Learning Design Rationale - written by Jon Hamlin - submitted November 29, 2012 - Download .pdf

 

 

 

 


Teenopoly Presentation - Education 890

 

 


 

The guidelines for the rationale are (from Dr. Kevin O'Neill's Education 890 syllabus)

 

Guidelines

Your Learning Design submission will have two components:

  1. A short (10 page double-spaced, Times 12 point, 1 inch margins) "Design Rationale" paper explaining:
    • What problem of learning your design addresses
    • How you understand the problem, with reference to your experience and the literature
    • What technology you chose for your design, and why. What specific affordances does the technology have, and how do these fit the characteristics of the problem you identified?
  2.  Either an electronic resource (e.g. web site) or a storyboard.

Your rationale paper should address the following questions:

Audience

Who is your learning design for?

Learning Goals

What is it that you want people to learn?

Problem

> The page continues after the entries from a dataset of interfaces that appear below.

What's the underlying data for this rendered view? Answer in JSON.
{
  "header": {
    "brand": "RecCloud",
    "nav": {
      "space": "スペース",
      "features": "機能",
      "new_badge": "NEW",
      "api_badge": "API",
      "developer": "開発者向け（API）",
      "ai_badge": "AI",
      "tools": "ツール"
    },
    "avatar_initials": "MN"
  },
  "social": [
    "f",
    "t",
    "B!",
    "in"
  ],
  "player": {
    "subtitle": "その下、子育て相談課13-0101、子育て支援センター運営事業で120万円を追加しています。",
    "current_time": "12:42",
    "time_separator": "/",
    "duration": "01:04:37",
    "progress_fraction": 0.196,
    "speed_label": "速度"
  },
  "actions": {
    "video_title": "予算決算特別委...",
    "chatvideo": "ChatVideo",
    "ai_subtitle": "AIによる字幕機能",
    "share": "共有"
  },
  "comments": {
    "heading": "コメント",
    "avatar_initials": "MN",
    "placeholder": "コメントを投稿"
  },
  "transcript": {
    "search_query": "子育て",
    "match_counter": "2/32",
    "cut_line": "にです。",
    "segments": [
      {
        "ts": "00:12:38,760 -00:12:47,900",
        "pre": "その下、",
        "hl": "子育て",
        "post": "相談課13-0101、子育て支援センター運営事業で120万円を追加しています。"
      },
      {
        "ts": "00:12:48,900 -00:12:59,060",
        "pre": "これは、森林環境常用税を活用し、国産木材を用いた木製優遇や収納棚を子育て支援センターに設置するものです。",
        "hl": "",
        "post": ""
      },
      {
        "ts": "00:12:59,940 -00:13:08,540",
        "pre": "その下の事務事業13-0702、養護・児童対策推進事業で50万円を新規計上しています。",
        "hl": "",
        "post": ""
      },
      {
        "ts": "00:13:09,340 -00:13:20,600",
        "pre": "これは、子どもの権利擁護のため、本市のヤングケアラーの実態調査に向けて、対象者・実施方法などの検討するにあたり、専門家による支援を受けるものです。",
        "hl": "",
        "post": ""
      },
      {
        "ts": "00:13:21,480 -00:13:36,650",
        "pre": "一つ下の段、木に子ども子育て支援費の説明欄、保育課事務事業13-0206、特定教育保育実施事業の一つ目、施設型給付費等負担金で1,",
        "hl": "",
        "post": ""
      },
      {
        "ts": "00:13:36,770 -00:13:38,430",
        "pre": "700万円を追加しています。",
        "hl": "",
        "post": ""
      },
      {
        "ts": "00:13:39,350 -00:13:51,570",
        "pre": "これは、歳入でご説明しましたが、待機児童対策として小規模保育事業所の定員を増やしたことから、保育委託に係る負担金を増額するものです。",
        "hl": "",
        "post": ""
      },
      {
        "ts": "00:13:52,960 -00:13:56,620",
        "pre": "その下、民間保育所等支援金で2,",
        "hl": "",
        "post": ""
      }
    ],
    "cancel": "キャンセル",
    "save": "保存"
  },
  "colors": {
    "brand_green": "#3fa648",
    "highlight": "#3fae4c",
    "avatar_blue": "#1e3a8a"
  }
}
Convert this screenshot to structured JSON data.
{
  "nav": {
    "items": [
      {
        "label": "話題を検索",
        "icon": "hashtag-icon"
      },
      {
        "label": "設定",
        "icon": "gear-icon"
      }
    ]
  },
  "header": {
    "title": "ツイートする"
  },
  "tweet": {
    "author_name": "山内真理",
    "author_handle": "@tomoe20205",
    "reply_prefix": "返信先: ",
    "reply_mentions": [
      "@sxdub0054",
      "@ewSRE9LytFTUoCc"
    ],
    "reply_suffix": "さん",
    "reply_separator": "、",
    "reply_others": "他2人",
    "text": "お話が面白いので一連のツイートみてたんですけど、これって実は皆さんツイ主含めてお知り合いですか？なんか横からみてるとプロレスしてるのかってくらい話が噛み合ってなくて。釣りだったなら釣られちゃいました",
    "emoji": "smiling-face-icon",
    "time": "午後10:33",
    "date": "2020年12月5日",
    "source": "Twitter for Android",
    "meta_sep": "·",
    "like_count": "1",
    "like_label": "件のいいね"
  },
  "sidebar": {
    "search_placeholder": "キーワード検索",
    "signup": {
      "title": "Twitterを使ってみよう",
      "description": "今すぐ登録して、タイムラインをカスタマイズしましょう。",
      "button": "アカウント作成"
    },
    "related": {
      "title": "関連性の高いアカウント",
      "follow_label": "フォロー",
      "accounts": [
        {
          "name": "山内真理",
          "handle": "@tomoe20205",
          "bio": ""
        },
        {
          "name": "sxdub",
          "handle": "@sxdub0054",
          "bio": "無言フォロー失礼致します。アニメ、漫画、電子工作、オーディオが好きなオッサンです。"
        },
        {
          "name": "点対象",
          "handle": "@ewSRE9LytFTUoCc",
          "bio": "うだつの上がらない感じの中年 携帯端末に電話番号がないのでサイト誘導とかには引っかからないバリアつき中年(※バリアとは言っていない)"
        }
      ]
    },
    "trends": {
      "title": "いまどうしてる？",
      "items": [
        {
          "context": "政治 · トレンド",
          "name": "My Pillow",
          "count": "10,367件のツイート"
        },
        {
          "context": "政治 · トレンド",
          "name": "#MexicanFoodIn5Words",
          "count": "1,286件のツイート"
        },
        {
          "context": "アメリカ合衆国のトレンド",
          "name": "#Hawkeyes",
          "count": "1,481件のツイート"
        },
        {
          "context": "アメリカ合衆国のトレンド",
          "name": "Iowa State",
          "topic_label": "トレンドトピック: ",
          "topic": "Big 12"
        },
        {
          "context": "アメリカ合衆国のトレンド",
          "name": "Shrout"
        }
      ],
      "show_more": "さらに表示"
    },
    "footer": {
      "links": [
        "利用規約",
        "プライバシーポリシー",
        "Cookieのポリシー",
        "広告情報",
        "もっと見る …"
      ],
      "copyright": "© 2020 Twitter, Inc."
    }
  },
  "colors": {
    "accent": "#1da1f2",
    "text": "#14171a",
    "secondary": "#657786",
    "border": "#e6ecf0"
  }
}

What do you know, from experience and from the literature, about why this is difficult to learn? (In other words, why bother building a technology-based learning design to teach this?)

Design

Document/

Specification

Document your learning design. What you put here will vary depending on the decisions you've made about the Learning Goal and Problem, so you will have to work closely with your instructor to get clarity on this part over the semester. The key thing to accomplish here is to be clear about how the design decisions you make are linked to your understanding of the Learning Goal and Problem. Above all we are looking for coherence.

Be sure to include:

  • Context of use: Where will your audience use it? Over how long a period of time?
  • Technical details: How do you expect this to be implemented technologically?
  • Activity structure:Will this be an individual or collaborative activity (or some combination)? If part is collaborative, why so and how will the collaboration work?

 

Assessment How will you know if you have achieved the results you wanted with your design? I am not interested in a research design to address this question (e.g. a design for an experimental trial), but some ideas for a practical assessment of learning that you would routinely do as an instructor using the design. In this section you should demonstrate that you can develop ideas about assessment that are coherent with the goals you have set our for your design.
References In this section, reference any journal articles or other publications you used in developing your learning design. Please use APA reference style. Here is a useful reference with examples.